Large companies in Korea are trying various working schemes, including flextime, a discretionary system where employees can adjust their work hours with their managers, reform in the work shift system and additional hires. Some companies strictly separate work hours from break time, close the smoking room or shut down personal computers after working hours. But the problem is small-and mid-sized firms. Mr. Lee explains.
Both employers and employees at small-and mid- companies are worried about the new workweek system. Employees are concerned that their income might be reduced, while employers are afraid of increasing labor costs as a result of new hires. According to the estimates of the National Assembly Budget Office, those who used to work longer than 52 hours a week will see an average cut of 377-thousand won, or 11 percent, in their monthly salary of 3.28 million won under the new system. Employers, on their part, have to shoulder the burden of higher labor costs. The Korea Small Business Institute says that the shorter working hours will cause additional labor costs of 12.3 trillion won a year, with small firms with fewer than 300 employees bearing 70 percent of the burden, or 8.6 trillion won.
Some companies, including construction firms, find it difficult to change their working systems. Construction is heavily influenced by weather, as work tends to slow down on hot days. In that case, it is difficult to meet the deadline. If working hours are slashed drastically in this situation, workers will be pressed for time to give rise to safety concerns at construction sites. For the industry dealing with international finance and the information technology sector, which are running around the clock, it is essential to prepare for an alternative to the 52-hour workweek. For these reasons, there are growing calls for supplementing the new system in the initial stage of implementation. Here again is Mr. Lee.
It is the question of cost, after all. Even small-and mid- businesses as well as large companies will inevitably cope with the issue of high labor costs. There is controversy over the government’s use of taxpayers’ money in the early stage. I agree on the view that the government’s subsidy is only a desperate attempt to stabilize the new system in the initial stage and should not be used as a means of solving the problem. To minimize the side effects from the reduced working hours, it is necessary to boost productivity and therefore reduce wage cuts. Labor, management and the government should cooperate and play their respective roles properly to ease possible social conflict and confusion triggered by the new system. For that purpose, the government should present clearer guidelines and consider the distinct characteristics of some industries by offering a certain grace period for the new law and expanding the implementation period of flextime.

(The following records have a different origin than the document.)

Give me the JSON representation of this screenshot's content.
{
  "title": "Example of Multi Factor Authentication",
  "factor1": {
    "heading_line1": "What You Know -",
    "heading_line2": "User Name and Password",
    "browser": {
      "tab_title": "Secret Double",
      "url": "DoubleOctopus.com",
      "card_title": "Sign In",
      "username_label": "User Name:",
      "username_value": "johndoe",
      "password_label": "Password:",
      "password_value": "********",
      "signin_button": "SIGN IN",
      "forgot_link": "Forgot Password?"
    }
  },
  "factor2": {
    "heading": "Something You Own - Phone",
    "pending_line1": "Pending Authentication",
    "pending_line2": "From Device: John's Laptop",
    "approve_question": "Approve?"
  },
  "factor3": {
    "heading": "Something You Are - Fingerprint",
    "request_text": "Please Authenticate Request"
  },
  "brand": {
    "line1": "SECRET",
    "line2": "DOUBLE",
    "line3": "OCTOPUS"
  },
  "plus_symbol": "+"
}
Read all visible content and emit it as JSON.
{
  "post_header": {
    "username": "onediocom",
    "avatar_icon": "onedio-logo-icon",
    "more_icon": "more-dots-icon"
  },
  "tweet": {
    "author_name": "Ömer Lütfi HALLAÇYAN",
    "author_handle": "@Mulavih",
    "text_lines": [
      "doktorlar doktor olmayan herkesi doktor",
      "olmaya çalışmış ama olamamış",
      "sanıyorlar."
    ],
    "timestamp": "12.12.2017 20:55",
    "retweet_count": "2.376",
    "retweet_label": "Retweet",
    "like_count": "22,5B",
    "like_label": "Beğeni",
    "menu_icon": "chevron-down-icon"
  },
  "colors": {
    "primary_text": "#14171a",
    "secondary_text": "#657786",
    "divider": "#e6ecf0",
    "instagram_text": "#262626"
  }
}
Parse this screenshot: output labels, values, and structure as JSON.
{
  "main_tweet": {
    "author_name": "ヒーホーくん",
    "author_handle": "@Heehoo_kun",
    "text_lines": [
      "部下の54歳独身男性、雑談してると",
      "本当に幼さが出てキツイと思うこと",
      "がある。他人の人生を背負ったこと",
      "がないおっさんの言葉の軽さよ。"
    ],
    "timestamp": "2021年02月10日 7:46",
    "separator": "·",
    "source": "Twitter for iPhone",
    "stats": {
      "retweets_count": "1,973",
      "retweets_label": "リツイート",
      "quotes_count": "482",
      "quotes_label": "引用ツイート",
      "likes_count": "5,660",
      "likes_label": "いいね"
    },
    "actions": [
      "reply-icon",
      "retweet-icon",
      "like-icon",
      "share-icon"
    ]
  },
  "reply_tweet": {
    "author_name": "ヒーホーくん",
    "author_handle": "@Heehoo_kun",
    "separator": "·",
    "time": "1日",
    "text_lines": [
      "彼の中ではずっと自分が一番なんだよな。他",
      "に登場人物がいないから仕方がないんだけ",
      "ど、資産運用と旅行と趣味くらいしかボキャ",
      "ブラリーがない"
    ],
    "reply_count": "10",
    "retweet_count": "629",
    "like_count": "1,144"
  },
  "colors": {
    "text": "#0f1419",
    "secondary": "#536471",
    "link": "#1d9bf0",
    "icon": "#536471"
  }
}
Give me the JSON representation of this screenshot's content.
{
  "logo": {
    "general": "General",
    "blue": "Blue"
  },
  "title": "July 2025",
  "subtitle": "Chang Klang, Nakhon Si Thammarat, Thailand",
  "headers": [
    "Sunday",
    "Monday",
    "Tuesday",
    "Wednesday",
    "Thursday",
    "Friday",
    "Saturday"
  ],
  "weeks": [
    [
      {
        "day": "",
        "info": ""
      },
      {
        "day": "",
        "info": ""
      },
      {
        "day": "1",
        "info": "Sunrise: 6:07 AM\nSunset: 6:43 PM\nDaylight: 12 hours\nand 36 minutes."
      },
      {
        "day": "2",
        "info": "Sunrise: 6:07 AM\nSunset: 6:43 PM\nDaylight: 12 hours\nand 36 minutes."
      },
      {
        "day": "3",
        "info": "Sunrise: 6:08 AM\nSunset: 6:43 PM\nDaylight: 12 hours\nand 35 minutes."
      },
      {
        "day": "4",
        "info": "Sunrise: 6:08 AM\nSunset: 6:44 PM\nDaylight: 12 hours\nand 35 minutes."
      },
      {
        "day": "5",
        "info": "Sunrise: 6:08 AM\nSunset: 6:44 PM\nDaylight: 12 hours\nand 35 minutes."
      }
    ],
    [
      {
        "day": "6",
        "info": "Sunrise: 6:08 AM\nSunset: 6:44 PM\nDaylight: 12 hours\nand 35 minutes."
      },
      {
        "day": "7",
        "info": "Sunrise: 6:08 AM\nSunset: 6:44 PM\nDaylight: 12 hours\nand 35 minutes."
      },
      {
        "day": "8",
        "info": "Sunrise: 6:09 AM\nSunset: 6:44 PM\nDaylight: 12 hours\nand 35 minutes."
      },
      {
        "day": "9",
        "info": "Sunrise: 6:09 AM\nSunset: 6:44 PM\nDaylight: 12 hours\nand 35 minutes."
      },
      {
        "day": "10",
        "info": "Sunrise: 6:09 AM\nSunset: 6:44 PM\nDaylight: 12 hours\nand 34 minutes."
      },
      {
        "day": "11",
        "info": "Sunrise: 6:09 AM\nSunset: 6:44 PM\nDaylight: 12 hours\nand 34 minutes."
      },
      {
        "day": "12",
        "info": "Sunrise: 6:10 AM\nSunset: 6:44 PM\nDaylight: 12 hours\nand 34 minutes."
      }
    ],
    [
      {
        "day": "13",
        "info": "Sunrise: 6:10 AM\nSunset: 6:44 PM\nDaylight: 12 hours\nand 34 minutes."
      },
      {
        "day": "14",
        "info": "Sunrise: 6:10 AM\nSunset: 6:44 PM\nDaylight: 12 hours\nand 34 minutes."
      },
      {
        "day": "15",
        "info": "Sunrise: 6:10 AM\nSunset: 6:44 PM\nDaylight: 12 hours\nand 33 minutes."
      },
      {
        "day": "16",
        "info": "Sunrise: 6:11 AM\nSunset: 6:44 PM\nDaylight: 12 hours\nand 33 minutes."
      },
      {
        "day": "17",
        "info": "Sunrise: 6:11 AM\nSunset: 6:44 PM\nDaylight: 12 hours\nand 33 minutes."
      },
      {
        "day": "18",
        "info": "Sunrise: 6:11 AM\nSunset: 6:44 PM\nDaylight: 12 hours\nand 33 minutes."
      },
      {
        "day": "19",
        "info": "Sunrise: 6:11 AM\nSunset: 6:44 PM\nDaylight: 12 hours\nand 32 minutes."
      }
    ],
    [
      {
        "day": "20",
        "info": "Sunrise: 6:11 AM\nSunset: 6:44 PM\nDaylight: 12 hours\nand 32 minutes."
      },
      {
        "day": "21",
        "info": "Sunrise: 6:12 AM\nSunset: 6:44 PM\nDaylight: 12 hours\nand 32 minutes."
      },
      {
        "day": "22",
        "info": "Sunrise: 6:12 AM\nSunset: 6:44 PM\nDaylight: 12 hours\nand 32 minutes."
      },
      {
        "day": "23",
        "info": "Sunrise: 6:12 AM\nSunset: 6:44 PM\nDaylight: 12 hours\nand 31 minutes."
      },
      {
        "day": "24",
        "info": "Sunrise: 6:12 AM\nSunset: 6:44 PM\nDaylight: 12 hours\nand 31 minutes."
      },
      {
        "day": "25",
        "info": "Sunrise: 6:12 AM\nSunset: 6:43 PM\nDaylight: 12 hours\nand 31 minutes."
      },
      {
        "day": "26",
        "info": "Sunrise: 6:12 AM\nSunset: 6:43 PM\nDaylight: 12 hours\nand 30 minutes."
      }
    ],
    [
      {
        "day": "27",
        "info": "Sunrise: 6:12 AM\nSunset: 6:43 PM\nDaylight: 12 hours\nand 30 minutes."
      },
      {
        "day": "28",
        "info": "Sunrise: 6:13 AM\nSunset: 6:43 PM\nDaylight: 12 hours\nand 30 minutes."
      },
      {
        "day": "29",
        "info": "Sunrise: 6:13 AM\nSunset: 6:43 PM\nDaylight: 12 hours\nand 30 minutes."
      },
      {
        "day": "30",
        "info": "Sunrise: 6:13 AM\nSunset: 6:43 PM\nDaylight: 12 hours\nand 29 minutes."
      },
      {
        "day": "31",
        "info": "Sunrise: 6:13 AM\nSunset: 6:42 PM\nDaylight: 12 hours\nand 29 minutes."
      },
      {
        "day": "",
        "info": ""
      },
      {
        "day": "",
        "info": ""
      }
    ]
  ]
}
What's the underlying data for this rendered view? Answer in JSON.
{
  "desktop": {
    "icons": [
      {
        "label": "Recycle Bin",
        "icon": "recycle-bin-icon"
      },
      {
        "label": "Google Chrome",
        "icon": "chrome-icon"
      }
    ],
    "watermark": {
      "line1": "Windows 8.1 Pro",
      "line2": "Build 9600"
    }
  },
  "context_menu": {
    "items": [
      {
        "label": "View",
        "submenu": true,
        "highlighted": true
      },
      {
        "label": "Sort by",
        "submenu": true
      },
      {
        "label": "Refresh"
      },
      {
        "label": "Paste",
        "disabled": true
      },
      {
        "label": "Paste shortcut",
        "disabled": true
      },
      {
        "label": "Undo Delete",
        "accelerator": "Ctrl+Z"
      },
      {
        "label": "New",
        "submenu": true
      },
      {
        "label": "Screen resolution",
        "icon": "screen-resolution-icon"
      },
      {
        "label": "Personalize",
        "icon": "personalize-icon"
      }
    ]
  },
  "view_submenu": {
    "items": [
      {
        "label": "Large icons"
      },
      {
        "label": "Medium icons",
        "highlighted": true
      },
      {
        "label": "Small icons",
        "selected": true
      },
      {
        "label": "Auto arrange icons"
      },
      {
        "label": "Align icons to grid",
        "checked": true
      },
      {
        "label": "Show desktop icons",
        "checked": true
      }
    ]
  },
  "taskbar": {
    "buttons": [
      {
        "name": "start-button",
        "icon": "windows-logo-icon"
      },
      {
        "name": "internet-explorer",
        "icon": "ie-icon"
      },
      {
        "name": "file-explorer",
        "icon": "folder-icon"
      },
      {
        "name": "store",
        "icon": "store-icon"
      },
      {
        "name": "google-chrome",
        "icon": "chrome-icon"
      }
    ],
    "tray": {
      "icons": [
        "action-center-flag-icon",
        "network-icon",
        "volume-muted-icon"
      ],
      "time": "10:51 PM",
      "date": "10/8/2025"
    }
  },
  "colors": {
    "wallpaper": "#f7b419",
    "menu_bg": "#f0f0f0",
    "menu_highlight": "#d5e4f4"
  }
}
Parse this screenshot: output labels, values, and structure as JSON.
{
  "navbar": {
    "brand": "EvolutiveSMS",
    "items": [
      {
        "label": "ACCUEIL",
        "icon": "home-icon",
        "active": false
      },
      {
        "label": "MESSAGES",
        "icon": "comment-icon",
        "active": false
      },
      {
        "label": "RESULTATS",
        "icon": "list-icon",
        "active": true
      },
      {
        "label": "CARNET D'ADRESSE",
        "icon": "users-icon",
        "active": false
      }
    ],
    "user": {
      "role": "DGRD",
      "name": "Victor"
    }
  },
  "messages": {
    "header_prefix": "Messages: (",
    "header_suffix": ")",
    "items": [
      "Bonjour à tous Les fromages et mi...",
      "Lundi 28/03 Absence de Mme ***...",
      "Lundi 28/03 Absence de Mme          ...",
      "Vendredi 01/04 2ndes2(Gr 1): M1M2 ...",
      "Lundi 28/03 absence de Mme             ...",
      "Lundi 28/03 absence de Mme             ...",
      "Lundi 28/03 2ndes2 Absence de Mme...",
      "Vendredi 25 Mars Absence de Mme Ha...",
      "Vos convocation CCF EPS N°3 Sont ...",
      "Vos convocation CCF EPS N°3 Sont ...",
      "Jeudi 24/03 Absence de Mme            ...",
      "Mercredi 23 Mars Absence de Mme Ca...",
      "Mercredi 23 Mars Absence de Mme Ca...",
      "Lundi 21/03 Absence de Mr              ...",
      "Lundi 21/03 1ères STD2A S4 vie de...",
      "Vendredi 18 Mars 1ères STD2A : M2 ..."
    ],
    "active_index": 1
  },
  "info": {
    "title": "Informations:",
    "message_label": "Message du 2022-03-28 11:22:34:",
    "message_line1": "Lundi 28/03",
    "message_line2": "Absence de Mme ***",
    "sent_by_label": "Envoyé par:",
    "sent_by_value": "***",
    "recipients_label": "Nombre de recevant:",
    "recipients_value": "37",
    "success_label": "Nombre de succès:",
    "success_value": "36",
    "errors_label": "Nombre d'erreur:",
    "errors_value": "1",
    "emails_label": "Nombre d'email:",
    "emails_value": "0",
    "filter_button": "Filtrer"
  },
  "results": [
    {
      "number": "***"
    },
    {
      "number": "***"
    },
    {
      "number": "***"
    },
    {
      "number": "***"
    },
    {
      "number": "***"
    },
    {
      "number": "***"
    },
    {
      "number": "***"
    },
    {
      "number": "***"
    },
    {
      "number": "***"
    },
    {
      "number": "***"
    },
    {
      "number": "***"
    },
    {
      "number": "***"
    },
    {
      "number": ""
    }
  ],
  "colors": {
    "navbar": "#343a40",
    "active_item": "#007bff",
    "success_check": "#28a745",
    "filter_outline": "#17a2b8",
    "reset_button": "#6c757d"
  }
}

If the past is any guide, the five-day workweek in 2004 came with many trials and errors. Moreover, the new 52-hour workweek system is proceeding much faster than the five-day workweek. To cushion the blows of the new regulation, the government recently offered a six-month grace period for the enforcement. There are both expectations and concerns over the shorter working hours. To alleviate worries and raise hopes, the government, companies and workers should put their heads together to find a proper solution.